The artwork throughout the issue is stunning for the most part, notably the shattered view of various times on Earth and what's going on in them, which tends to be a bit chaotic and mix-and-match in terms of the events unfolding. I guess that's on a par for what happens when you destroy timelines. :) Fernando Pasarin's pencils and Oclair Albert's inks, along with Hi-Fi's colours, render the Legion segment on pages 17 to 22 stunning and vibrant. Just don't look too carefully, readers, at how Pasarin draws hands! There's a lovely three-quarter panel, two-page spread showing creatures from various eras arriving in the Legion's time that is truly a highlight of the Legion section. The Superboy-Nemesis Kid confrontation with pencils by John Romita, Jr. and inks by Danny Miki isn't as bad as Romita Jr.'s work was in the pages of the Action Comics "House of Kent" series, but I think that's because Danny Miki has good, solid line work that somewhat cleans up Romita, Jr.'s work here. And then there's Rags Morales' work on the JSA-Fatal Five confrontation that is just...stunning. However, it's marred as I noted above by Wonder Woman's chest and Hourman's costume being mis-coloured somewhat, not Morales's fault, of course, but still.

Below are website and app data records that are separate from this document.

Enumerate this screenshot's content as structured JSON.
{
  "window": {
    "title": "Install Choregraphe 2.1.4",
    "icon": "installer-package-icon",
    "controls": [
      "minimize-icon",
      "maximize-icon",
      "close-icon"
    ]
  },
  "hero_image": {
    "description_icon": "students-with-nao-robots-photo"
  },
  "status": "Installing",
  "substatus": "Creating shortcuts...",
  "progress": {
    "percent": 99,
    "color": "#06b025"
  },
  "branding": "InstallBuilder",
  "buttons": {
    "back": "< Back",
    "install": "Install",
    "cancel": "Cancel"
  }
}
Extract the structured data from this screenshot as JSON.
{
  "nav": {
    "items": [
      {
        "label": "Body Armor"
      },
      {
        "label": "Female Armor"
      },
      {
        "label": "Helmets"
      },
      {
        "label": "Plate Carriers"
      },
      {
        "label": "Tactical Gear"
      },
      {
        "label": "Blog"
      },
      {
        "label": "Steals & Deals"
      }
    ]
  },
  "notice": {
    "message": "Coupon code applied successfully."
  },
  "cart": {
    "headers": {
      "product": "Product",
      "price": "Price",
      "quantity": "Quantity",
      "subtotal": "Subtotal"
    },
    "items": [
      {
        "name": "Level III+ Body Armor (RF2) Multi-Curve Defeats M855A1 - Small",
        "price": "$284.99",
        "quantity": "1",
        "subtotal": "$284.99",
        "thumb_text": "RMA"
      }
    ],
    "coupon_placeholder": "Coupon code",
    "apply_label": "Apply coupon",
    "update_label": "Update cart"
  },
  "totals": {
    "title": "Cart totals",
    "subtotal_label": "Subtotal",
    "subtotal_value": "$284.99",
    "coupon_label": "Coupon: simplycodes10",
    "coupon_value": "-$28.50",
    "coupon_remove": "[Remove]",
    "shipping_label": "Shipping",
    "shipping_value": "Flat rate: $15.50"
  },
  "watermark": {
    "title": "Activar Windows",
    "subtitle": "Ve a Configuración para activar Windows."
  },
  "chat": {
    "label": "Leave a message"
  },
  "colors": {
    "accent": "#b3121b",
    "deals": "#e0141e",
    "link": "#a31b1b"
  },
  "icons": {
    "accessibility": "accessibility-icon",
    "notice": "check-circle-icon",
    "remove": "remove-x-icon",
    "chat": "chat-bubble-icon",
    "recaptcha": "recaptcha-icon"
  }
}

With all of that said, however, this is a marvellous romp through the DC Universe (or at least parts of it). Or the Multiverse, take your pick. What makes it special from a Legion of Super-Heroes point of view is that while the Legion appearance is relatively short in this 80-page story, the entire tale reads like an old, Bronze Age Legion epic with the Multiverse thrown in for good measure. I don't know if Legion readers will consider the issue good value (at $9.99US) but if you're looking for a classic feel epic of DC's glory days, this issue might be just the ticket.
And yes, the story continues in Generations Forged this month, which may or may not include the Legion the readers got to see in this one. I really hope so.
This story continues in Generations Forged Vol 1 #1, next month...
The Legion of Super-Heroes that is seen in this story is the one from the Baxter series days (Legion of Super-Heroes Vol 3 circa issue #16 perhaps), but there are some interesting variations in this version of the Legion...
The villain of the story, Dominus, is one who first appeared back in Superman Vol 2 #138. This is obviously a new version of said villain in a somewhat...different Multiverse. Maybe.
Next Issue: Legion of Super-Heroes Vol 8 #12